:: About this task ::
How many lines below contain the string "content"? Reply with the figure and no further words.

___ Given entries ___

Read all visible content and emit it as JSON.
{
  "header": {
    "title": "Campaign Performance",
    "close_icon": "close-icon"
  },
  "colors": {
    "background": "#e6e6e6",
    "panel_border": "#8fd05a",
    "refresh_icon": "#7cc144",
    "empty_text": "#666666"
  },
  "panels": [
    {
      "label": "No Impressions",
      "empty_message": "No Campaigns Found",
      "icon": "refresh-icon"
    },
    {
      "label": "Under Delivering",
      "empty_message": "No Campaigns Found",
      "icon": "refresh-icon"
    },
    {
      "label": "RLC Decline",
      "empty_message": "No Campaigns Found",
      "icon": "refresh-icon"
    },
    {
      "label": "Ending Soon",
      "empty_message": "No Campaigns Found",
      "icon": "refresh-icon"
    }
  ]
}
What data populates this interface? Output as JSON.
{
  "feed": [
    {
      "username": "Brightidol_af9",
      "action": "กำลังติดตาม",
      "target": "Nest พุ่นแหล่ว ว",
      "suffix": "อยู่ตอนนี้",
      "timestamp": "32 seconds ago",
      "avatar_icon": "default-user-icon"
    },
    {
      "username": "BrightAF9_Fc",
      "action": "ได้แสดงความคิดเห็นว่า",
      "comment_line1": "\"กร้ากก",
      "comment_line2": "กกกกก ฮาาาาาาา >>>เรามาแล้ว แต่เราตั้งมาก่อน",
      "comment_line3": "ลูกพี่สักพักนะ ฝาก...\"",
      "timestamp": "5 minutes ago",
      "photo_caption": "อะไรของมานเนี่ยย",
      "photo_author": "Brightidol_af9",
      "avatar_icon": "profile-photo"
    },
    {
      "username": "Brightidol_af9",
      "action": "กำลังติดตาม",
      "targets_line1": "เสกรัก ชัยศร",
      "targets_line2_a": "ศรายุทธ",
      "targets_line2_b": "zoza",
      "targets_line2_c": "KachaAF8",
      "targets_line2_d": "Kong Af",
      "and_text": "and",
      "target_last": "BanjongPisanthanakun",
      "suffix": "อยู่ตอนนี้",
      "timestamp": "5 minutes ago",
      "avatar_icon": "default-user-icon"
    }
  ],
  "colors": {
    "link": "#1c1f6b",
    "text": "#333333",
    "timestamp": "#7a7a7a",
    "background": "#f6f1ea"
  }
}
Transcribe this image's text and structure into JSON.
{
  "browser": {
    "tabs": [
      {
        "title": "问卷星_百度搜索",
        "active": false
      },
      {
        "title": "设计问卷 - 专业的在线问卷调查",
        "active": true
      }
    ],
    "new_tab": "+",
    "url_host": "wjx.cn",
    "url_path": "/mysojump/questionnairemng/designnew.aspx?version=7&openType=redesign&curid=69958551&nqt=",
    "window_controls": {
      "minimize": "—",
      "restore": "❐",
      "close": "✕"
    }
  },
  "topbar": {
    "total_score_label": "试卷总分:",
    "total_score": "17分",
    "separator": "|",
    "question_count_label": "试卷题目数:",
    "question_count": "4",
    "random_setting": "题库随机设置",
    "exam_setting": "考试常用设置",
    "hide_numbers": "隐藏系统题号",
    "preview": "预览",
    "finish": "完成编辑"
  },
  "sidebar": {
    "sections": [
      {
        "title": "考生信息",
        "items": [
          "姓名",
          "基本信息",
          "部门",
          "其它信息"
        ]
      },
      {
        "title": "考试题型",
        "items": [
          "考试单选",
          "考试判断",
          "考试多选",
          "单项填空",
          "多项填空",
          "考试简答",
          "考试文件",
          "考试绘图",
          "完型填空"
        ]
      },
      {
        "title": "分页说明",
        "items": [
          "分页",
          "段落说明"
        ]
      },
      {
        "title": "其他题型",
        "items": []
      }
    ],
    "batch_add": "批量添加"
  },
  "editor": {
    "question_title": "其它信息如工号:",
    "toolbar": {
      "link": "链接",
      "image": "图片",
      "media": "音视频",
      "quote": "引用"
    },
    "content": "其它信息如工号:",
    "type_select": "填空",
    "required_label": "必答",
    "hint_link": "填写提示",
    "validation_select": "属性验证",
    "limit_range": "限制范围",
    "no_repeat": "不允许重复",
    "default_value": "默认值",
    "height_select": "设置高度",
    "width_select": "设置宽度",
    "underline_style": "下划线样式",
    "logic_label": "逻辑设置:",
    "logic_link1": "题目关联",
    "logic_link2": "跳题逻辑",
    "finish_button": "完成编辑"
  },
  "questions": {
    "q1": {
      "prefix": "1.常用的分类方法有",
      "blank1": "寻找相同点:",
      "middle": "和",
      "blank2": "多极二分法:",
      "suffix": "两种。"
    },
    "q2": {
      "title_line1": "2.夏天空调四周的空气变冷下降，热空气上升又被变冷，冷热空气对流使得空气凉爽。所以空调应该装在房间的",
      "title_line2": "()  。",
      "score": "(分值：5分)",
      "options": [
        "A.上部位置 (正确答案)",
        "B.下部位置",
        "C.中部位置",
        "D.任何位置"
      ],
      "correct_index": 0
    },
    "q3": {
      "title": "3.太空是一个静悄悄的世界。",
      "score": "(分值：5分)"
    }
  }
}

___

:: Solution ::
2